START Data for review

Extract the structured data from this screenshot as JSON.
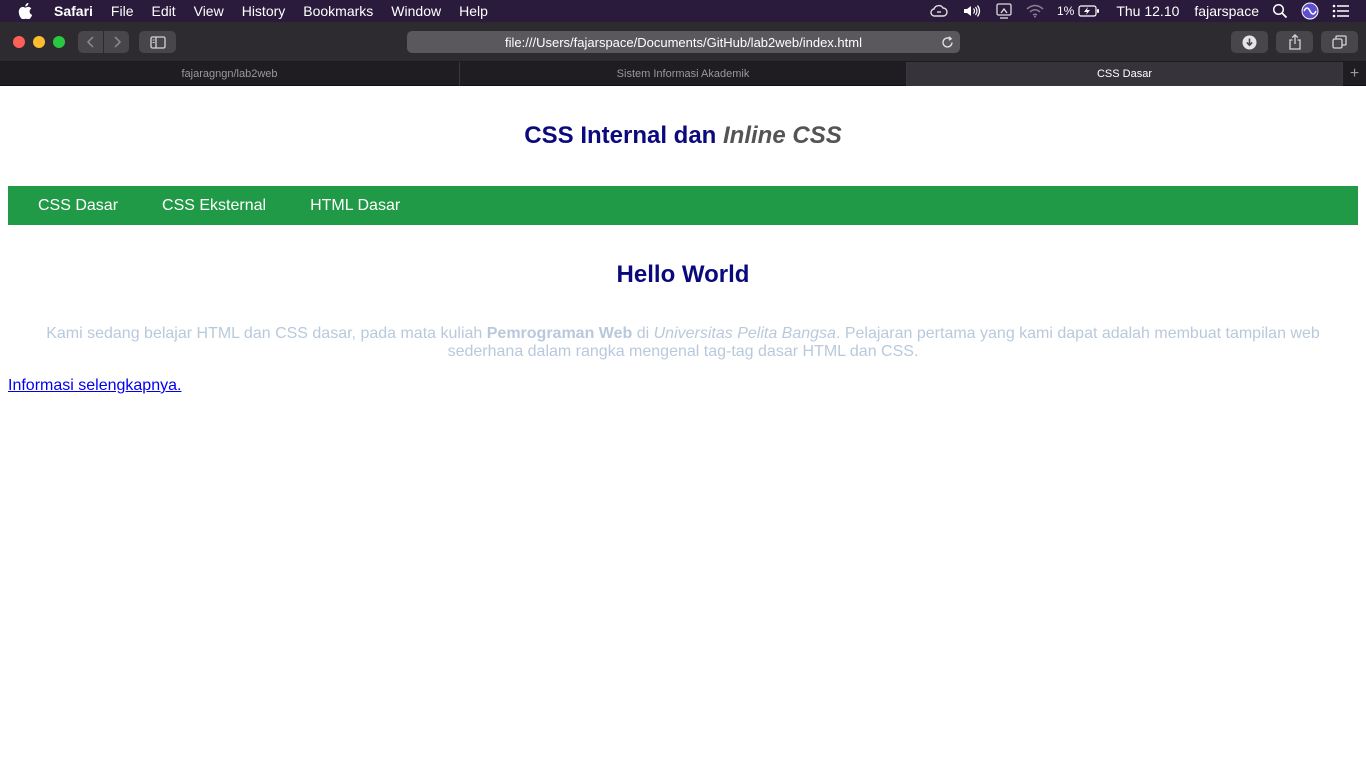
{
  "menubar": {
    "app_name": "Safari",
    "items": [
      "File",
      "Edit",
      "View",
      "History",
      "Bookmarks",
      "Window",
      "Help"
    ],
    "battery": "1%",
    "clock": "Thu 12.10",
    "user": "fajarspace"
  },
  "toolbar": {
    "url": "file:///Users/fajarspace/Documents/GitHub/lab2web/index.html"
  },
  "tabs": [
    {
      "label": "fajaragngn/lab2web"
    },
    {
      "label": "Sistem Informasi Akademik"
    },
    {
      "label": "CSS Dasar"
    }
  ],
  "page": {
    "title_part1": "CSS Internal dan",
    "title_part2": "Inline CSS",
    "nav": [
      "CSS Dasar",
      "CSS Eksternal",
      "HTML Dasar"
    ],
    "heading": "Hello World",
    "intro": {
      "t1": "Kami sedang belajar HTML dan CSS dasar, pada mata kuliah ",
      "bold": "Pemrograman Web",
      "t2": " di ",
      "italic": "Universitas Pelita Bangsa",
      "t3": ". Pelajaran pertama yang kami dapat adalah membuat tampilan web sederhana dalam rangka mengenal tag-tag dasar HTML dan CSS."
    },
    "more_link": "Informasi selengkapnya."
  },
  "colors": {
    "menubar_bg": "#2a1a3c",
    "nav_green": "#219a47",
    "heading_navy": "#0a0a7d",
    "intro_text": "#b9c9dc",
    "link_blue": "#0000ee"
  }
}
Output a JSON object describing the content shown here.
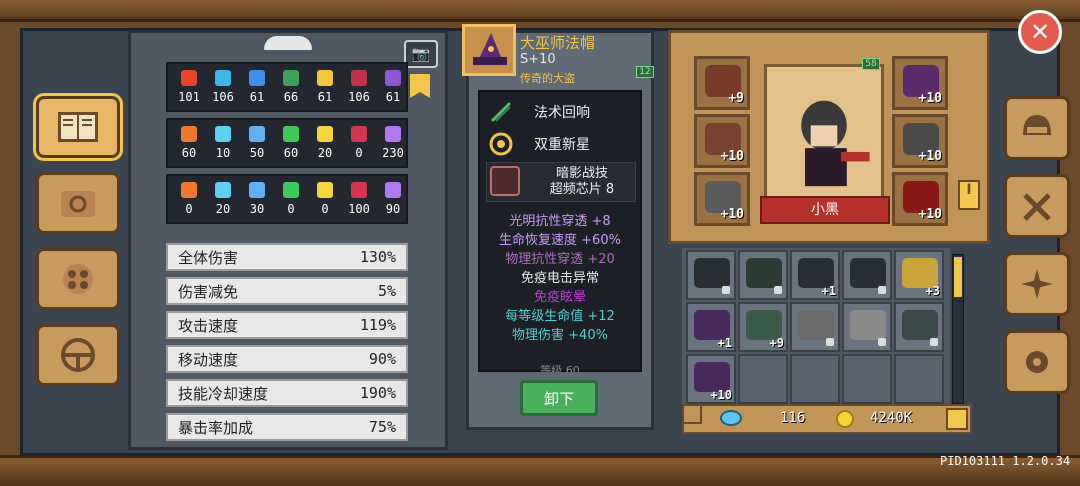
{
  "stats_grids": [
    {
      "items": [
        {
          "icon": "fire-resist-icon",
          "color": "#e2472d",
          "value": "101"
        },
        {
          "icon": "ice-resist-icon",
          "color": "#3fb6e8",
          "value": "106"
        },
        {
          "icon": "lightning-resist-icon",
          "color": "#3f8fe8",
          "value": "61"
        },
        {
          "icon": "poison-resist-icon",
          "color": "#3ea35a",
          "value": "66"
        },
        {
          "icon": "light-resist-icon",
          "color": "#f5c63a",
          "value": "61"
        },
        {
          "icon": "dark-resist-icon",
          "color": "#c0334a",
          "value": "106"
        },
        {
          "icon": "arcane-resist-icon",
          "color": "#8f55d9",
          "value": "61"
        }
      ]
    },
    {
      "items": [
        {
          "icon": "fire-icon",
          "color": "#f07a2a",
          "value": "60"
        },
        {
          "icon": "ice-icon",
          "color": "#5fd0f0",
          "value": "10"
        },
        {
          "icon": "lightning-icon",
          "color": "#5fb0f5",
          "value": "50"
        },
        {
          "icon": "poison-icon",
          "color": "#3ec95a",
          "value": "60"
        },
        {
          "icon": "light-icon",
          "color": "#f7d43f",
          "value": "20"
        },
        {
          "icon": "dark-icon",
          "color": "#d63750",
          "value": "0"
        },
        {
          "icon": "arcane-icon",
          "color": "#b07bf2",
          "value": "230"
        }
      ]
    },
    {
      "items": [
        {
          "icon": "fire-pen-icon",
          "color": "#f07a2a",
          "value": "0"
        },
        {
          "icon": "ice-pen-icon",
          "color": "#5fd0f0",
          "value": "20"
        },
        {
          "icon": "lightning-pen-icon",
          "color": "#5fb0f5",
          "value": "30"
        },
        {
          "icon": "poison-pen-icon",
          "color": "#3ec95a",
          "value": "0"
        },
        {
          "icon": "light-pen-icon",
          "color": "#f7d43f",
          "value": "0"
        },
        {
          "icon": "dark-pen-icon",
          "color": "#d63750",
          "value": "100"
        },
        {
          "icon": "arcane-pen-icon",
          "color": "#b07bf2",
          "value": "90"
        }
      ]
    }
  ],
  "stat_rows": [
    {
      "label": "全体伤害",
      "value": "130%"
    },
    {
      "label": "伤害减免",
      "value": "5%"
    },
    {
      "label": "攻击速度",
      "value": "119%"
    },
    {
      "label": "移动速度",
      "value": "90%"
    },
    {
      "label": "技能冷却速度",
      "value": "190%"
    },
    {
      "label": "暴击率加成",
      "value": "75%"
    }
  ],
  "item": {
    "name": "大巫师法帽",
    "grade": "S+10",
    "subtitle": "传奇的大盗",
    "level_badge": "12",
    "skills": [
      {
        "icon": "spell-echo-icon",
        "label": "法术回响"
      },
      {
        "icon": "double-nova-icon",
        "label": "双重新星"
      }
    ],
    "chip_line1": "暗影战技",
    "chip_line2": "超频芯片 8",
    "attributes": [
      {
        "text": "光明抗性穿透 +8",
        "color": "#c89cf2"
      },
      {
        "text": "生命恢复速度 +60%",
        "color": "#c89cf2"
      },
      {
        "text": "物理抗性穿透 +20",
        "color": "#b06cc0"
      },
      {
        "text": "免疫电击异常",
        "color": "#e8e8e8"
      },
      {
        "text": "免疫眩晕",
        "color": "#c03ed0"
      },
      {
        "text": "每等级生命值 +12",
        "color": "#4fd0d0"
      },
      {
        "text": "物理伤害 +40%",
        "color": "#4fd0d0"
      }
    ],
    "footer_cut": "等级 60",
    "unequip_label": "卸下"
  },
  "character": {
    "name": "小黑",
    "level_badge": "58",
    "side_tab": "I"
  },
  "equip_slots": [
    {
      "name": "amulet-slot",
      "plus": "+9",
      "color": "#7a3a2a"
    },
    {
      "name": "belt-slot",
      "plus": "+10",
      "color": "#7a4030"
    },
    {
      "name": "boots-slot",
      "plus": "+10",
      "color": "#5a5a5a"
    },
    {
      "name": "hat-slot",
      "plus": "+10",
      "color": "#5a2a6a"
    },
    {
      "name": "armor-slot",
      "plus": "+10",
      "color": "#4a4a4a"
    },
    {
      "name": "weapon-slot",
      "plus": "+10",
      "color": "#8a1a1a"
    }
  ],
  "inventory": [
    {
      "name": "inv-gun-1",
      "plus": "",
      "locked": true,
      "color": "#2a2f35"
    },
    {
      "name": "inv-gun-2",
      "plus": "",
      "locked": true,
      "color": "#2a3a35"
    },
    {
      "name": "inv-gun-3",
      "plus": "+1",
      "locked": false,
      "color": "#2a2f35"
    },
    {
      "name": "inv-gun-4",
      "plus": "",
      "locked": true,
      "color": "#2a2f35"
    },
    {
      "name": "inv-coins",
      "plus": "+3",
      "locked": false,
      "color": "#c9a43a"
    },
    {
      "name": "inv-hat",
      "plus": "+1",
      "locked": false,
      "color": "#4a2a5a"
    },
    {
      "name": "inv-amulet",
      "plus": "+9",
      "locked": false,
      "color": "#3a5a4a"
    },
    {
      "name": "inv-boots-1",
      "plus": "",
      "locked": true,
      "color": "#6a6a6a"
    },
    {
      "name": "inv-boots-2",
      "plus": "",
      "locked": true,
      "color": "#8a8a8a"
    },
    {
      "name": "inv-ring",
      "plus": "",
      "locked": true,
      "color": "#3a4a4a"
    },
    {
      "name": "inv-hat-2",
      "plus": "+10",
      "locked": false,
      "color": "#4a2a5a"
    }
  ],
  "currency": {
    "gems": "116",
    "coins": "4240K"
  },
  "version_text": "PID103111 1.2.0.34",
  "close_label": "✕",
  "camera_label": "📷"
}
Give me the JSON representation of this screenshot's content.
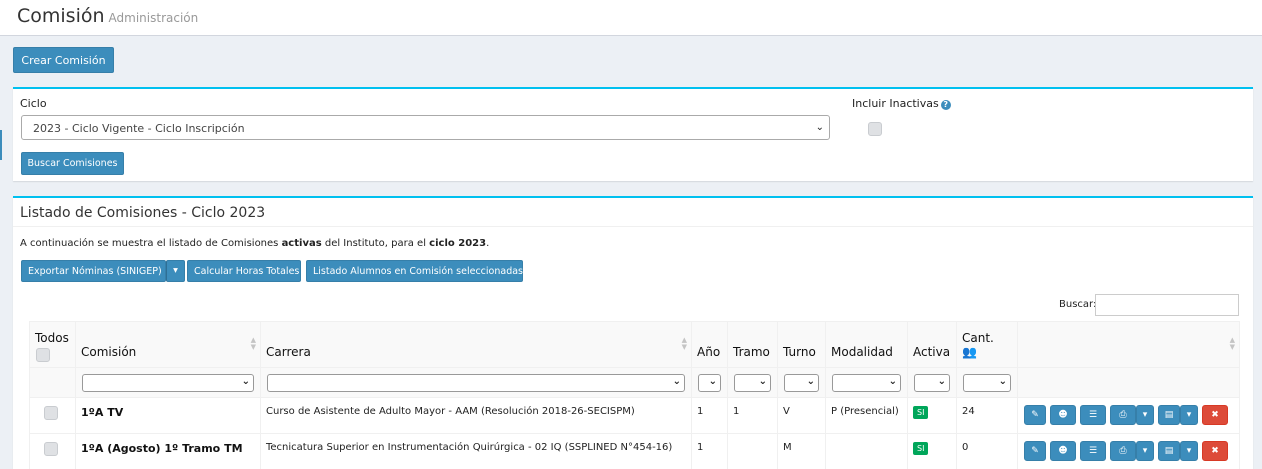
{
  "header": {
    "title": "Comisión",
    "subtitle": "Administración"
  },
  "create_button": "Crear Comisión",
  "filter": {
    "ciclo_label": "Ciclo",
    "ciclo_value": "2023 - Ciclo Vigente - Ciclo Inscripción",
    "inactivas_label": "Incluir Inactivas",
    "help_glyph": "?",
    "buscar_button": "Buscar Comisiones"
  },
  "list": {
    "title": "Listado de Comisiones - Ciclo 2023",
    "intro_pre": "A continuación se muestra el listado de Comisiones ",
    "intro_bold1": "activas",
    "intro_mid": " del Instituto, para el ",
    "intro_bold2": "ciclo 2023",
    "intro_end": ".",
    "buttons": {
      "export": "Exportar Nóminas (SINIGEP)",
      "horas": "Calcular Horas Totales",
      "alumnos": "Listado Alumnos en Comisión seleccionadas"
    },
    "search_label": "Buscar:",
    "columns": {
      "todos": "Todos",
      "comision": "Comisión",
      "carrera": "Carrera",
      "anio": "Año",
      "tramo": "Tramo",
      "turno": "Turno",
      "modalidad": "Modalidad",
      "activa": "Activa",
      "cant": "Cant."
    },
    "rows": [
      {
        "comision": "1ºA TV",
        "carrera": "Curso de Asistente de Adulto Mayor - AAM (Resolución 2018-26-SECISPM)",
        "anio": "1",
        "tramo": "1",
        "turno": "V",
        "modalidad": "P (Presencial)",
        "activa": "SI",
        "cant": "24"
      },
      {
        "comision": "1ºA (Agosto) 1º Tramo TM",
        "carrera": "Tecnicatura Superior en Instrumentación Quirúrgica - 02 IQ (SSPLINED N°454-16)",
        "anio": "1",
        "tramo": "",
        "turno": "M",
        "modalidad": "",
        "activa": "SI",
        "cant": "0"
      }
    ]
  },
  "colors": {
    "primary": "#3c8dbc",
    "danger": "#dd4b39",
    "success": "#00a65a",
    "box_accent": "#00c0ef",
    "page_bg": "#ecf0f5"
  },
  "icons": [
    "help-icon",
    "users-icon",
    "chevron-down-icon",
    "sort-icon",
    "edit-icon",
    "group-icon",
    "list-icon",
    "print-icon",
    "caret-down-icon",
    "file-icon",
    "trash-icon"
  ]
}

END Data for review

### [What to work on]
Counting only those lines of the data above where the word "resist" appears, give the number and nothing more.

### [Solution to the problem]
7